▶ _THE PROBLEM_:
A single number is the answer: how many lines of the entries contain the word "JSON"?

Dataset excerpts
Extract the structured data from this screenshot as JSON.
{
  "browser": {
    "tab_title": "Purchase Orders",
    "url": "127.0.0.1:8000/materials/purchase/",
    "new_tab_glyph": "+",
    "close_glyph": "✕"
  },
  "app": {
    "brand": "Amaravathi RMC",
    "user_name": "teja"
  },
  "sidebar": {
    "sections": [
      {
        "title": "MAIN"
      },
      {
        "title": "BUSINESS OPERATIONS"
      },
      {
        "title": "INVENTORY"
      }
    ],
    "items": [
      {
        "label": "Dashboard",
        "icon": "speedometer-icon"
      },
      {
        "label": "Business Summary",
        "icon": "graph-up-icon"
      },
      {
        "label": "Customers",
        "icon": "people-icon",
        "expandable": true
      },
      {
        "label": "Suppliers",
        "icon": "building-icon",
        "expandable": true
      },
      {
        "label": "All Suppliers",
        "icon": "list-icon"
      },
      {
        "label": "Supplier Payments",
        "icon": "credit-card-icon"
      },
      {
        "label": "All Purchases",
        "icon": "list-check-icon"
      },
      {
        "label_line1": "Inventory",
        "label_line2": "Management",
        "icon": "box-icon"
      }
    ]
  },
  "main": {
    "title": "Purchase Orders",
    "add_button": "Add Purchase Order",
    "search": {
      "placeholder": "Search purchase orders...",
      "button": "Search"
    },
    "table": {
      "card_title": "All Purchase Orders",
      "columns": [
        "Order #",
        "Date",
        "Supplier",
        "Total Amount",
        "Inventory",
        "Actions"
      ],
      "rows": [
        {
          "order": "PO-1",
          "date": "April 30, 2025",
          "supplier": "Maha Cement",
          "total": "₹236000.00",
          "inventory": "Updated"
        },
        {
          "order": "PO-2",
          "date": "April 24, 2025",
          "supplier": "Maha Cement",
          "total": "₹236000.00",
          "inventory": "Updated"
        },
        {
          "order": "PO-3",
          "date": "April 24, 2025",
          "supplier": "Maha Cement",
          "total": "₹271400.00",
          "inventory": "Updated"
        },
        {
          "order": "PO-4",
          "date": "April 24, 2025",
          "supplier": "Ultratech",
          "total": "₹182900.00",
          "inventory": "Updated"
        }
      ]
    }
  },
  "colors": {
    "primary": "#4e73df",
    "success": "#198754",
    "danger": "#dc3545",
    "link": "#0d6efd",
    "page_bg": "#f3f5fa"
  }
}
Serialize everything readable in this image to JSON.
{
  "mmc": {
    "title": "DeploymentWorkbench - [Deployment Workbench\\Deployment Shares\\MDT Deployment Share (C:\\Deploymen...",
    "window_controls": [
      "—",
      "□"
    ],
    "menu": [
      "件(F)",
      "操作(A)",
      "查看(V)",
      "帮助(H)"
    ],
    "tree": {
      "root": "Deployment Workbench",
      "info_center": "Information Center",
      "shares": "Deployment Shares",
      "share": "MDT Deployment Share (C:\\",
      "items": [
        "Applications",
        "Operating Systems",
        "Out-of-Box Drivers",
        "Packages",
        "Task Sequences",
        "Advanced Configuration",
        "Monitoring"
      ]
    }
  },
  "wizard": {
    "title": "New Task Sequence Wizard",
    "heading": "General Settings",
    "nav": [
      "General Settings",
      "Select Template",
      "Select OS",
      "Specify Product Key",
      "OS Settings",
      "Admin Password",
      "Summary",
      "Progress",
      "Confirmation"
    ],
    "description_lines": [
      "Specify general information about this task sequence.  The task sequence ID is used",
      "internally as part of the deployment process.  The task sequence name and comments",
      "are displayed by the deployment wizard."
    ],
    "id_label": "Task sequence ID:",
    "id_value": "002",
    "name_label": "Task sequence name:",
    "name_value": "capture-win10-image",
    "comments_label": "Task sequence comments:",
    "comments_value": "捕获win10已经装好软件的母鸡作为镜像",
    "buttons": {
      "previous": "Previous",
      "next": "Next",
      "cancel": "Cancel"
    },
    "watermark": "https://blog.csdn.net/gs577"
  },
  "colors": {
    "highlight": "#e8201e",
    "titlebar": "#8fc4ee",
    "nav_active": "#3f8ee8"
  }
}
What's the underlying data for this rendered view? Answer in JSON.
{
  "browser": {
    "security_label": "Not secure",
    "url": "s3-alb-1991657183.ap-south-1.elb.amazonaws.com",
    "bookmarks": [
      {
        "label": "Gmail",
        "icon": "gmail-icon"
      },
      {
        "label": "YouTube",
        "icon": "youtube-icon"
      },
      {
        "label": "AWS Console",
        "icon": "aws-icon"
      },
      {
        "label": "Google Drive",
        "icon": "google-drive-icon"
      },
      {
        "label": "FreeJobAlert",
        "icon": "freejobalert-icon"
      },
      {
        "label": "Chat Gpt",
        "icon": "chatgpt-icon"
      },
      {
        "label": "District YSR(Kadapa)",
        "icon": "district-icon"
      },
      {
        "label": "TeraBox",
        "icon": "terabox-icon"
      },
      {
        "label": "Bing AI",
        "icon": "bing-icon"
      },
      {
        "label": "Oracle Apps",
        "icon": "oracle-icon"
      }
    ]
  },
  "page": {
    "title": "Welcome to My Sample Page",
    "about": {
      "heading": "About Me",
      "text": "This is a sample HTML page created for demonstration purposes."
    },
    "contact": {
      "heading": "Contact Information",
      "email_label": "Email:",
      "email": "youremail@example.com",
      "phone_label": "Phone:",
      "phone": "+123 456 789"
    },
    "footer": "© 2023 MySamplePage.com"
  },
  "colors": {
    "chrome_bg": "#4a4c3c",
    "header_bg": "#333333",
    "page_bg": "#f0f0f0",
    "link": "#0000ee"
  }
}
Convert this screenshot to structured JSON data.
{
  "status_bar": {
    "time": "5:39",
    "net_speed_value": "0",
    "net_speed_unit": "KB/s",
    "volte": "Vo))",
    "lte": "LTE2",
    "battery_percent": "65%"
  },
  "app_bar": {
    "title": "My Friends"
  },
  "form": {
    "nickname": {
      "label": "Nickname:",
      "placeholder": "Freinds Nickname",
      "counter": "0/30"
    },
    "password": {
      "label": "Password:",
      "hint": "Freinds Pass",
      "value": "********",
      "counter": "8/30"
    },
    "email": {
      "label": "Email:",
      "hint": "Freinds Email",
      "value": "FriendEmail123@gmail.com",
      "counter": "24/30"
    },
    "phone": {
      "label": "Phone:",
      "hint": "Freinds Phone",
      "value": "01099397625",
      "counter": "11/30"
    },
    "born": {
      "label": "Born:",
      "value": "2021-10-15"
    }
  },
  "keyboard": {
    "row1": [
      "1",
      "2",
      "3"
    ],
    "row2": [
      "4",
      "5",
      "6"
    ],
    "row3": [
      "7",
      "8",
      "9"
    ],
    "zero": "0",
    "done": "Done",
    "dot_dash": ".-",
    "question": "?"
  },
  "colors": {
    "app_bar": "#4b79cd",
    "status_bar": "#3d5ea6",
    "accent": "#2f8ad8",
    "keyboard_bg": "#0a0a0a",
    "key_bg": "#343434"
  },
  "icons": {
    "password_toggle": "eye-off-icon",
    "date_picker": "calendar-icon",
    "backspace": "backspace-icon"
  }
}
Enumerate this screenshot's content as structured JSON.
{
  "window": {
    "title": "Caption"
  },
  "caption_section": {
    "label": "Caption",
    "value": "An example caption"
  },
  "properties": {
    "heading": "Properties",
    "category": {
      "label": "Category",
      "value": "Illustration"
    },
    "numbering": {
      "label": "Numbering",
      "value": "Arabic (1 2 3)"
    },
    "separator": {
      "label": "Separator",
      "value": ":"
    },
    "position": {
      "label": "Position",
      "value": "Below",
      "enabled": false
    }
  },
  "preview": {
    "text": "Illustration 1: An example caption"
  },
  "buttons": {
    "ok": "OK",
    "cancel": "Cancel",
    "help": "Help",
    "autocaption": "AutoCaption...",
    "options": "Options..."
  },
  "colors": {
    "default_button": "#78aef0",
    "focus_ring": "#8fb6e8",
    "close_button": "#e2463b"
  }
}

▶ _THE COMPLETED TASK_:
5